> _Directions_:
Line by line, return everything in the listing exactly.
============================================================
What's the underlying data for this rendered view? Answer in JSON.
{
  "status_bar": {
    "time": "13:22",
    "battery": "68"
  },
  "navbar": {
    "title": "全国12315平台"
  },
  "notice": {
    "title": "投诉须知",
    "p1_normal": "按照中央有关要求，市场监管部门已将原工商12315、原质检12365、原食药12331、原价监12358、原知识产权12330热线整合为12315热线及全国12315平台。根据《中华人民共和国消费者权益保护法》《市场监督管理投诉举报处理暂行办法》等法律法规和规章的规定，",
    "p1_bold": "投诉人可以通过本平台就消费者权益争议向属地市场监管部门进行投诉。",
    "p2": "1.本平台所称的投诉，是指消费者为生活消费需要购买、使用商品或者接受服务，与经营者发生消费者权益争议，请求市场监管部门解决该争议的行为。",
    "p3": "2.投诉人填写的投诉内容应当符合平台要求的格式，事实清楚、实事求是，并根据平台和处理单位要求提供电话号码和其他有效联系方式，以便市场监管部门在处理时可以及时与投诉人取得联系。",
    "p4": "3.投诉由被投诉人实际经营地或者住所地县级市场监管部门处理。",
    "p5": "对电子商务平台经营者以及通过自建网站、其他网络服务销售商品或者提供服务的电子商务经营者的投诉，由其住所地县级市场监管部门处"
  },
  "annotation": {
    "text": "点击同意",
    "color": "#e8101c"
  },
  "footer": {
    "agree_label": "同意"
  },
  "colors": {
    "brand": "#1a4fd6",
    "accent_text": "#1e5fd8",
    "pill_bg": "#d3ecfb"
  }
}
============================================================
> _Final answer_:
What's the underlying data for this rendered view? Answer in JSON.
{
  "status_bar": {
    "time": "13:22",
    "battery": "68"
  },
  "navbar": {
    "title": "全国12315平台"
  },
  "notice": {
    "title": "投诉须知",
    "p1_normal": "按照中央有关要求，市场监管部门已将原工商12315、原质检12365、原食药12331、原价监12358、原知识产权12330热线整合为12315热线及全国12315平台。根据《中华人民共和国消费者权益保护法》《市场监督管理投诉举报处理暂行办法》等法律法规和规章的规定，",
    "p1_bold": "投诉人可以通过本平台就消费者权益争议向属地市场监管部门进行投诉。",
    "p2": "1.本平台所称的投诉，是指消费者为生活消费需要购买、使用商品或者接受服务，与经营者发生消费者权益争议，请求市场监管部门解决该争议的行为。",
    "p3": "2.投诉人填写的投诉内容应当符合平台要求的格式，事实清楚、实事求是，并根据平台和处理单位要求提供电话号码和其他有效联系方式，以便市场监管部门在处理时可以及时与投诉人取得联系。",
    "p4": "3.投诉由被投诉人实际经营地或者住所地县级市场监管部门处理。",
    "p5": "对电子商务平台经营者以及通过自建网站、其他网络服务销售商品或者提供服务的电子商务经营者的投诉，由其住所地县级市场监管部门处"
  },
  "annotation": {
    "text": "点击同意",
    "color": "#e8101c"
  },
  "footer": {
    "agree_label": "同意"
  },
  "colors": {
    "brand": "#1a4fd6",
    "accent_text": "#1e5fd8",
    "pill_bg": "#d3ecfb"
  }
}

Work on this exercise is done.